# RECORDS SUPPLIED:
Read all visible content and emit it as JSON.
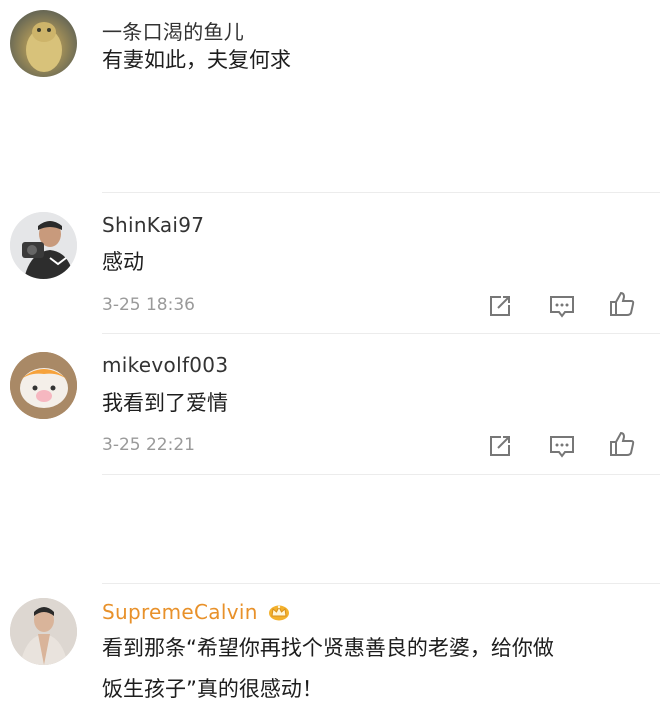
{
  "comments": [
    {
      "username": "一条口渴的鱼儿",
      "text": "有妻如此，夫复何求",
      "avatar": "gecko-avatar"
    },
    {
      "username": "ShinKai97",
      "text": "感动",
      "time": "3-25 18:36",
      "avatar": "person-camera-avatar"
    },
    {
      "username": "mikevolf003",
      "text": "我看到了爱情",
      "time": "3-25 22:21",
      "avatar": "cartoon-avatar"
    },
    {
      "username": "SupremeCalvin",
      "text_line1": "看到那条“希望你再找个贤惠善良的老婆，给你做",
      "text_line2": "饭生孩子”真的很感动！",
      "avatar": "person-avatar",
      "username_color": "#e8912a",
      "badge": "crown-icon"
    }
  ],
  "colors": {
    "username": "#333333",
    "meta": "#9a9a9a",
    "divider": "#ececec",
    "vip": "#e8912a"
  }
}
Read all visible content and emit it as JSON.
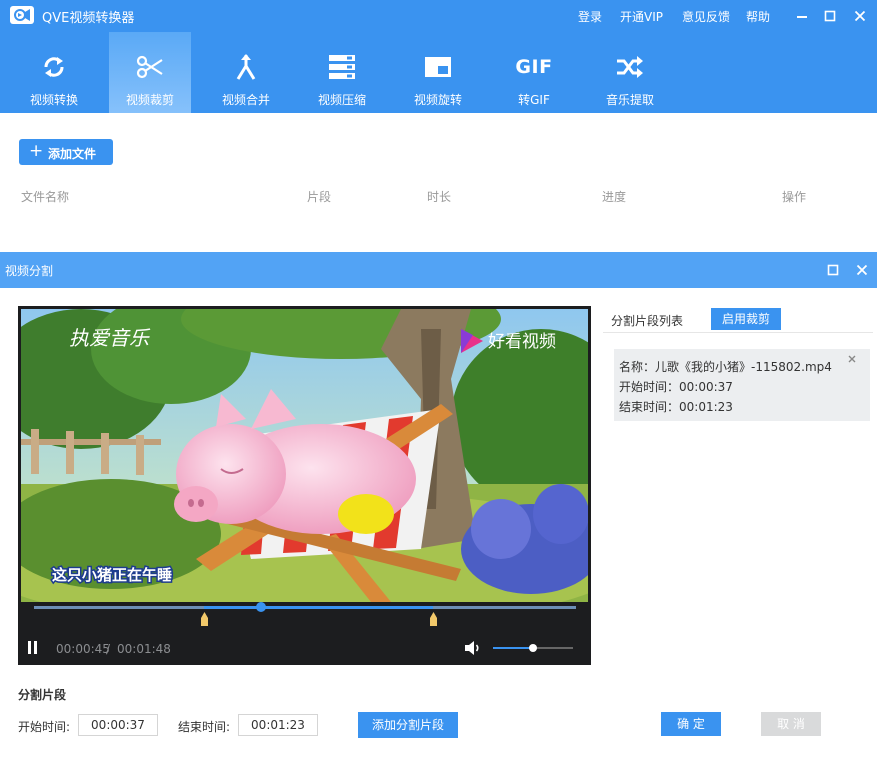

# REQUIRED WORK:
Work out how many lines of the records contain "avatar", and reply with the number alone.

# RESULT FOR THIS EXERCISE:
4